**Task prompt:** Your task is to copy each line of the material that includes "Panel".

**Record extracts:**
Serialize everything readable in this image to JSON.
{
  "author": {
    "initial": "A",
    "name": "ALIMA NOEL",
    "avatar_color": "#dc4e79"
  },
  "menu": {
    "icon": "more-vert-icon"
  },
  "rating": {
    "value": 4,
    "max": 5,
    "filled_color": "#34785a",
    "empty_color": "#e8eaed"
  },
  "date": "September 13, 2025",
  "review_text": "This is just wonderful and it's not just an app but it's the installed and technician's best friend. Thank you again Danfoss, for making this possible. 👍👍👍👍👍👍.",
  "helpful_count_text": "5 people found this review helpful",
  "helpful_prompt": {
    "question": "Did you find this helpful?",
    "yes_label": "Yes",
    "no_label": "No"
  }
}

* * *

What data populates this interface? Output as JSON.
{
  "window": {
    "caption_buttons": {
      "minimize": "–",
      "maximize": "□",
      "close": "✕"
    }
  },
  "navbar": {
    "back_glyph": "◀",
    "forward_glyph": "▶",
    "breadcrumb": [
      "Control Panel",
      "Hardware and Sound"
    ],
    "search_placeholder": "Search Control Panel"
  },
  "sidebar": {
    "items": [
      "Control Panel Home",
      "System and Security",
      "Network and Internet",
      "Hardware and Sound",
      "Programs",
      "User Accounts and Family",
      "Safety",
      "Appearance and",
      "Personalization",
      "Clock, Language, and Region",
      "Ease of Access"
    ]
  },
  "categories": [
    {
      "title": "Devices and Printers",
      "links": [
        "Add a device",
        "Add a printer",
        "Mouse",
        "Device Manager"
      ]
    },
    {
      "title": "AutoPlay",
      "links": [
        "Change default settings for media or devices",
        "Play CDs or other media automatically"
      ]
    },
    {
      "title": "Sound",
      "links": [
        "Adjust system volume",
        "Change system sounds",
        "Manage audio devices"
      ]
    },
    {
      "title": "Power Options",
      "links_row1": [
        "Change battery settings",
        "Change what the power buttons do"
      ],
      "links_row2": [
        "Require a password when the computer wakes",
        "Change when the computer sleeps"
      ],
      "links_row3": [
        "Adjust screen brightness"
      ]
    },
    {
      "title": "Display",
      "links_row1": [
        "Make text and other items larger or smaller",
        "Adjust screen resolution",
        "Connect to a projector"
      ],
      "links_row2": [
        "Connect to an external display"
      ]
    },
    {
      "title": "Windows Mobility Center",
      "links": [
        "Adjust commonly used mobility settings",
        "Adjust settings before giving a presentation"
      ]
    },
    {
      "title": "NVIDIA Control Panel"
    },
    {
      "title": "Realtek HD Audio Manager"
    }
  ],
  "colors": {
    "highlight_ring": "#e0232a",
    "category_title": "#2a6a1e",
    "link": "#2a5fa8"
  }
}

**Task response:**
      "Control Panel",
    "search_placeholder": "Search Control Panel"
      "Control Panel Home",
      "title": "NVIDIA Control Panel"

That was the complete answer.